[Page and application data records]
____________________

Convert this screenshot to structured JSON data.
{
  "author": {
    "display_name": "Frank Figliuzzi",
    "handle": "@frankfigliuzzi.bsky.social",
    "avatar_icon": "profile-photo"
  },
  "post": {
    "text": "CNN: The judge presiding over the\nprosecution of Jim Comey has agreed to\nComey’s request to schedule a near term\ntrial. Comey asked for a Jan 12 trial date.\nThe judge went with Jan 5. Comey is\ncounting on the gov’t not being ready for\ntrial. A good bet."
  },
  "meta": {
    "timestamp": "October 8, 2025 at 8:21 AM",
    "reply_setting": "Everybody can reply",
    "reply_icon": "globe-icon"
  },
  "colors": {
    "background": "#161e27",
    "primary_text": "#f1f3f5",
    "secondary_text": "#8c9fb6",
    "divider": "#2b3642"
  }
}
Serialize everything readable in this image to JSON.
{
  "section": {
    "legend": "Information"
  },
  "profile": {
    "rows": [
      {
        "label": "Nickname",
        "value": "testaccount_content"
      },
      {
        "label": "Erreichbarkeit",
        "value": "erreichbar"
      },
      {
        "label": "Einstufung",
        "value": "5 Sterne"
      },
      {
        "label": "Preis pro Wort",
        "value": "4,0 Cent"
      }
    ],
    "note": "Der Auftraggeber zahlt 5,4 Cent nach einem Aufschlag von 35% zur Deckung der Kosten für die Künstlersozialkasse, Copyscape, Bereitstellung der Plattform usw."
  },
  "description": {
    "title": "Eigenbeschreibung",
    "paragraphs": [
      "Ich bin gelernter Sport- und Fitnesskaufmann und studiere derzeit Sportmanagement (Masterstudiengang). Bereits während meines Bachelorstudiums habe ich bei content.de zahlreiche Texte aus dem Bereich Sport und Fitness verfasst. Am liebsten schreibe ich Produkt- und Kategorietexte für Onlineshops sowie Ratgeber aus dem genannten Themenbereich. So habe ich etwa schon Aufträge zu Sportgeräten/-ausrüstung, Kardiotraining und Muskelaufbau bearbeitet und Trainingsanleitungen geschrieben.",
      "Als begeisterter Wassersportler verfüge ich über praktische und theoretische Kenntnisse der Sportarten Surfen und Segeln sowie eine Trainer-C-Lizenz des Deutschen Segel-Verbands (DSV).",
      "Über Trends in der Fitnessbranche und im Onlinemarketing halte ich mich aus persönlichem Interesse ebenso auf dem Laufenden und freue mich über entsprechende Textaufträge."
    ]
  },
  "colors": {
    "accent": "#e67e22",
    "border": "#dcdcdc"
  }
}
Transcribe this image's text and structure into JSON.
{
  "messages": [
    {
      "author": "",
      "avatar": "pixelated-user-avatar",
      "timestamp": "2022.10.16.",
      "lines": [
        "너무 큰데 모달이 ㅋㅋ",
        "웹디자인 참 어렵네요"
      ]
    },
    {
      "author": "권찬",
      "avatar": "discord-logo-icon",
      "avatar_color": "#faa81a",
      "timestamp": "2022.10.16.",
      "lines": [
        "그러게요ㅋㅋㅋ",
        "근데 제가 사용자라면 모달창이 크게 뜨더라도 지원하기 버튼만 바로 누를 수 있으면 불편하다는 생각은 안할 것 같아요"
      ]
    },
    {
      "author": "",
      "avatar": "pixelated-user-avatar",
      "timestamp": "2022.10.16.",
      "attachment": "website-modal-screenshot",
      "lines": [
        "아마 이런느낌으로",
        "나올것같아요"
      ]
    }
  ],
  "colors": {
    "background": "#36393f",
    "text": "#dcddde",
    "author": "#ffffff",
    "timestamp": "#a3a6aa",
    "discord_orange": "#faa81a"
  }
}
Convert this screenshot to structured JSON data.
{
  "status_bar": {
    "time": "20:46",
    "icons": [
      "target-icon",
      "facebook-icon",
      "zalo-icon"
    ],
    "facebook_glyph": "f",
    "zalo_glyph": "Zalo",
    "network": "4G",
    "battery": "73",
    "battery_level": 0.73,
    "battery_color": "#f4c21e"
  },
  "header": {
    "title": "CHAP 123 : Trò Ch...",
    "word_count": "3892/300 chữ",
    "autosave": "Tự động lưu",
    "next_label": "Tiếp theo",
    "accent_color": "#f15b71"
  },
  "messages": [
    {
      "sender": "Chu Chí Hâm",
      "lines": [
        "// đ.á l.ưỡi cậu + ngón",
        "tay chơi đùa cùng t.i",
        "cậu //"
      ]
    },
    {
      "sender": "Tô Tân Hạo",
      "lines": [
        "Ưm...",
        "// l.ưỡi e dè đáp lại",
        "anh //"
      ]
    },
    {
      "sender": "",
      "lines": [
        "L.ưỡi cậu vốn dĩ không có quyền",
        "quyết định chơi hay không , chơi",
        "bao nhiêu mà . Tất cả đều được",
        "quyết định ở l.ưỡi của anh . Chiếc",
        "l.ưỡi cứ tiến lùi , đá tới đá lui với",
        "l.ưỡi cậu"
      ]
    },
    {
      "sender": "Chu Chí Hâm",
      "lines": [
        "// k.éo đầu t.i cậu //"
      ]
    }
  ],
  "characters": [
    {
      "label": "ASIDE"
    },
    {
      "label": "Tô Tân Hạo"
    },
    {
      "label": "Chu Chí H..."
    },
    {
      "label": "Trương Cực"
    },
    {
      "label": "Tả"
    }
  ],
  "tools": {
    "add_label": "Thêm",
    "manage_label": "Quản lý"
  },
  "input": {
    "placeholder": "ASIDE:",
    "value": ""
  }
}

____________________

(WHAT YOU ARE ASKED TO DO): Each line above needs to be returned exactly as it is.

(ANSWER SECTION):
Convert this screenshot to structured JSON data.
{
  "author": {
    "display_name": "Frank Figliuzzi",
    "handle": "@frankfigliuzzi.bsky.social",
    "avatar_icon": "profile-photo"
  },
  "post": {
    "text": "CNN: The judge presiding over the\nprosecution of Jim Comey has agreed to\nComey’s request to schedule a near term\ntrial. Comey asked for a Jan 12 trial date.\nThe judge went with Jan 5. Comey is\ncounting on the gov’t not being ready for\ntrial. A good bet."
  },
  "meta": {
    "timestamp": "October 8, 2025 at 8:21 AM",
    "reply_setting": "Everybody can reply",
    "reply_icon": "globe-icon"
  },
  "colors": {
    "background": "#161e27",
    "primary_text": "#f1f3f5",
    "secondary_text": "#8c9fb6",
    "divider": "#2b3642"
  }
}
Serialize everything readable in this image to JSON.
{
  "section": {
    "legend": "Information"
  },
  "profile": {
    "rows": [
      {
        "label": "Nickname",
        "value": "testaccount_content"
      },
      {
        "label": "Erreichbarkeit",
        "value": "erreichbar"
      },
      {
        "label": "Einstufung",
        "value": "5 Sterne"
      },
      {
        "label": "Preis pro Wort",
        "value": "4,0 Cent"
      }
    ],
    "note": "Der Auftraggeber zahlt 5,4 Cent nach einem Aufschlag von 35% zur Deckung der Kosten für die Künstlersozialkasse, Copyscape, Bereitstellung der Plattform usw."
  },
  "description": {
    "title": "Eigenbeschreibung",
    "paragraphs": [
      "Ich bin gelernter Sport- und Fitnesskaufmann und studiere derzeit Sportmanagement (Masterstudiengang). Bereits während meines Bachelorstudiums habe ich bei content.de zahlreiche Texte aus dem Bereich Sport und Fitness verfasst. Am liebsten schreibe ich Produkt- und Kategorietexte für Onlineshops sowie Ratgeber aus dem genannten Themenbereich. So habe ich etwa schon Aufträge zu Sportgeräten/-ausrüstung, Kardiotraining und Muskelaufbau bearbeitet und Trainingsanleitungen geschrieben.",
      "Als begeisterter Wassersportler verfüge ich über praktische und theoretische Kenntnisse der Sportarten Surfen und Segeln sowie eine Trainer-C-Lizenz des Deutschen Segel-Verbands (DSV).",
      "Über Trends in der Fitnessbranche und im Onlinemarketing halte ich mich aus persönlichem Interesse ebenso auf dem Laufenden und freue mich über entsprechende Textaufträge."
    ]
  },
  "colors": {
    "accent": "#e67e22",
    "border": "#dcdcdc"
  }
}
Transcribe this image's text and structure into JSON.
{
  "messages": [
    {
      "author": "",
      "avatar": "pixelated-user-avatar",
      "timestamp": "2022.10.16.",
      "lines": [
        "너무 큰데 모달이 ㅋㅋ",
        "웹디자인 참 어렵네요"
      ]
    },
    {
      "author": "권찬",
      "avatar": "discord-logo-icon",
      "avatar_color": "#faa81a",
      "timestamp": "2022.10.16.",
      "lines": [
        "그러게요ㅋㅋㅋ",
        "근데 제가 사용자라면 모달창이 크게 뜨더라도 지원하기 버튼만 바로 누를 수 있으면 불편하다는 생각은 안할 것 같아요"
      ]
    },
    {
      "author": "",
      "avatar": "pixelated-user-avatar",
      "timestamp": "2022.10.16.",
      "attachment": "website-modal-screenshot",
      "lines": [
        "아마 이런느낌으로",
        "나올것같아요"
      ]
    }
  ],
  "colors": {
    "background": "#36393f",
    "text": "#dcddde",
    "author": "#ffffff",
    "timestamp": "#a3a6aa",
    "discord_orange": "#faa81a"
  }
}
Convert this screenshot to structured JSON data.
{
  "status_bar": {
    "time": "20:46",
    "icons": [
      "target-icon",
      "facebook-icon",
      "zalo-icon"
    ],
    "facebook_glyph": "f",
    "zalo_glyph": "Zalo",
    "network": "4G",
    "battery": "73",
    "battery_level": 0.73,
    "battery_color": "#f4c21e"
  },
  "header": {
    "title": "CHAP 123 : Trò Ch...",
    "word_count": "3892/300 chữ",
    "autosave": "Tự động lưu",
    "next_label": "Tiếp theo",
    "accent_color": "#f15b71"
  },
  "messages": [
    {
      "sender": "Chu Chí Hâm",
      "lines": [
        "// đ.á l.ưỡi cậu + ngón",
        "tay chơi đùa cùng t.i",
        "cậu //"
      ]
    },
    {
      "sender": "Tô Tân Hạo",
      "lines": [
        "Ưm...",
        "// l.ưỡi e dè đáp lại",
        "anh //"
      ]
    },
    {
      "sender": "",
      "lines": [
        "L.ưỡi cậu vốn dĩ không có quyền",
        "quyết định chơi hay không , chơi",
        "bao nhiêu mà . Tất cả đều được",
        "quyết định ở l.ưỡi của anh . Chiếc",
        "l.ưỡi cứ tiến lùi , đá tới đá lui với",
        "l.ưỡi cậu"
      ]
    },
    {
      "sender": "Chu Chí Hâm",
      "lines": [
        "// k.éo đầu t.i cậu //"
      ]
    }
  ],
  "characters": [
    {
      "label": "ASIDE"
    },
    {
      "label": "Tô Tân Hạo"
    },
    {
      "label": "Chu Chí H..."
    },
    {
      "label": "Trương Cực"
    },
    {
      "label": "Tả"
    }
  ],
  "tools": {
    "add_label": "Thêm",
    "manage_label": "Quản lý"
  },
  "input": {
    "placeholder": "ASIDE:",
    "value": ""
  }
}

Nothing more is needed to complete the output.